* WORK INSTRUCTIONS: Search the entries below. Return every line that has "data" in it.

* SUPPLIED INFORMATION:
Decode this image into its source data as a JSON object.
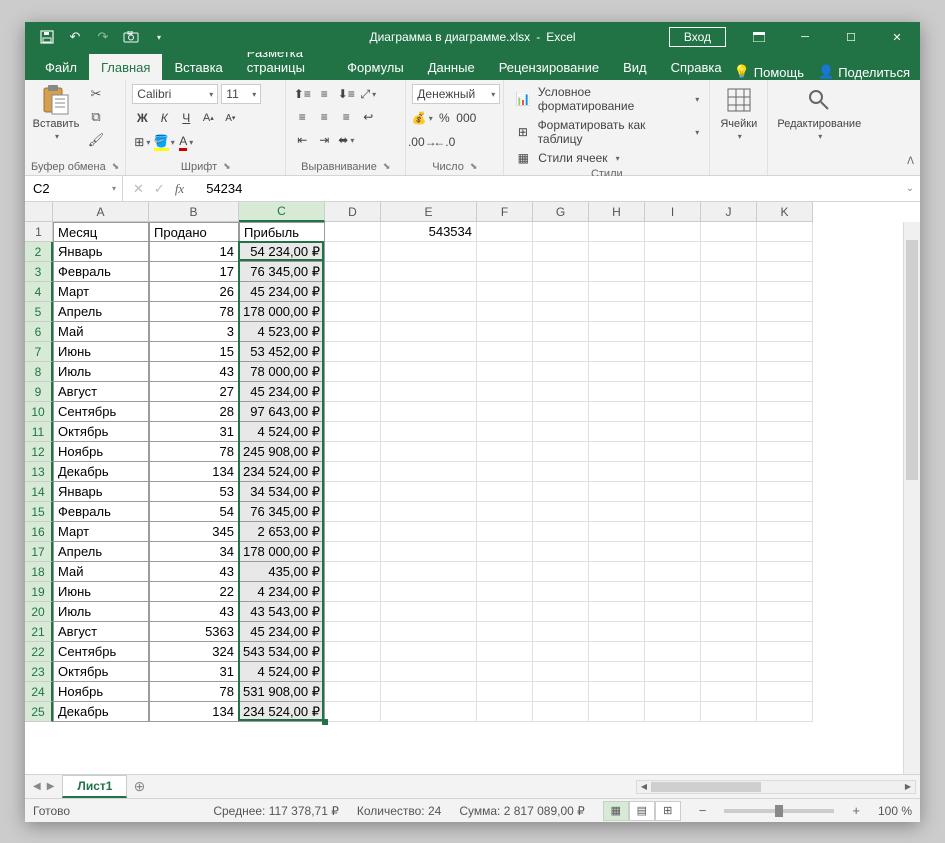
{
  "title": {
    "filename": "Диаграмма в диаграмме.xlsx",
    "app": "Excel"
  },
  "qat": {
    "save": "💾",
    "undo": "↶",
    "redo": "↷",
    "camera": "📷"
  },
  "login": "Вход",
  "tabs": {
    "file": "Файл",
    "home": "Главная",
    "insert": "Вставка",
    "layout": "Разметка страницы",
    "formulas": "Формулы",
    "data": "Данные",
    "review": "Рецензирование",
    "view": "Вид",
    "help": "Справка",
    "tell": "Помощь",
    "share": "Поделиться"
  },
  "ribbon": {
    "clipboard": {
      "paste": "Вставить",
      "label": "Буфер обмена"
    },
    "font": {
      "name": "Calibri",
      "size": "11",
      "label": "Шрифт",
      "bold": "Ж",
      "italic": "К",
      "underline": "Ч"
    },
    "alignment": {
      "label": "Выравнивание"
    },
    "number": {
      "format": "Денежный",
      "label": "Число"
    },
    "styles": {
      "conditional": "Условное форматирование",
      "table": "Форматировать как таблицу",
      "cell": "Стили ячеек",
      "label": "Стили"
    },
    "cells": {
      "label": "Ячейки"
    },
    "editing": {
      "label": "Редактирование"
    }
  },
  "formulabar": {
    "namebox": "C2",
    "value": "54234",
    "fx": "fx"
  },
  "columns": [
    {
      "id": "A",
      "w": 96
    },
    {
      "id": "B",
      "w": 90
    },
    {
      "id": "C",
      "w": 86
    },
    {
      "id": "D",
      "w": 56
    },
    {
      "id": "E",
      "w": 96
    },
    {
      "id": "F",
      "w": 56
    },
    {
      "id": "G",
      "w": 56
    },
    {
      "id": "H",
      "w": 56
    },
    {
      "id": "I",
      "w": 56
    },
    {
      "id": "J",
      "w": 56
    },
    {
      "id": "K",
      "w": 56
    }
  ],
  "selected_col": "C",
  "active_cell": {
    "row": 2,
    "col": "C"
  },
  "selection": {
    "col": "C",
    "row_start": 2,
    "row_end": 25
  },
  "headers": {
    "A": "Месяц",
    "B": "Продано",
    "C": "Прибыль"
  },
  "e1": "543534",
  "rows": [
    {
      "n": 2,
      "a": "Январь",
      "b": "14",
      "c": "54 234,00 ₽"
    },
    {
      "n": 3,
      "a": "Февраль",
      "b": "17",
      "c": "76 345,00 ₽"
    },
    {
      "n": 4,
      "a": "Март",
      "b": "26",
      "c": "45 234,00 ₽"
    },
    {
      "n": 5,
      "a": "Апрель",
      "b": "78",
      "c": "178 000,00 ₽"
    },
    {
      "n": 6,
      "a": "Май",
      "b": "3",
      "c": "4 523,00 ₽"
    },
    {
      "n": 7,
      "a": "Июнь",
      "b": "15",
      "c": "53 452,00 ₽"
    },
    {
      "n": 8,
      "a": "Июль",
      "b": "43",
      "c": "78 000,00 ₽"
    },
    {
      "n": 9,
      "a": "Август",
      "b": "27",
      "c": "45 234,00 ₽"
    },
    {
      "n": 10,
      "a": "Сентябрь",
      "b": "28",
      "c": "97 643,00 ₽"
    },
    {
      "n": 11,
      "a": "Октябрь",
      "b": "31",
      "c": "4 524,00 ₽"
    },
    {
      "n": 12,
      "a": "Ноябрь",
      "b": "78",
      "c": "245 908,00 ₽"
    },
    {
      "n": 13,
      "a": "Декабрь",
      "b": "134",
      "c": "234 524,00 ₽"
    },
    {
      "n": 14,
      "a": "Январь",
      "b": "53",
      "c": "34 534,00 ₽"
    },
    {
      "n": 15,
      "a": "Февраль",
      "b": "54",
      "c": "76 345,00 ₽"
    },
    {
      "n": 16,
      "a": "Март",
      "b": "345",
      "c": "2 653,00 ₽"
    },
    {
      "n": 17,
      "a": "Апрель",
      "b": "34",
      "c": "178 000,00 ₽"
    },
    {
      "n": 18,
      "a": "Май",
      "b": "43",
      "c": "435,00 ₽"
    },
    {
      "n": 19,
      "a": "Июнь",
      "b": "22",
      "c": "4 234,00 ₽"
    },
    {
      "n": 20,
      "a": "Июль",
      "b": "43",
      "c": "43 543,00 ₽"
    },
    {
      "n": 21,
      "a": "Август",
      "b": "5363",
      "c": "45 234,00 ₽"
    },
    {
      "n": 22,
      "a": "Сентябрь",
      "b": "324",
      "c": "543 534,00 ₽"
    },
    {
      "n": 23,
      "a": "Октябрь",
      "b": "31",
      "c": "4 524,00 ₽"
    },
    {
      "n": 24,
      "a": "Ноябрь",
      "b": "78",
      "c": "531 908,00 ₽"
    },
    {
      "n": 25,
      "a": "Декабрь",
      "b": "134",
      "c": "234 524,00 ₽"
    }
  ],
  "sheet": {
    "name": "Лист1"
  },
  "status": {
    "ready": "Готово",
    "average_label": "Среднее:",
    "average": "117 378,71 ₽",
    "count_label": "Количество:",
    "count": "24",
    "sum_label": "Сумма:",
    "sum": "2 817 089,00 ₽",
    "zoom": "100 %"
  }
}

* ANSWER SECTION:
Decode this image into its source data as a JSON object.
    "data": "Данные",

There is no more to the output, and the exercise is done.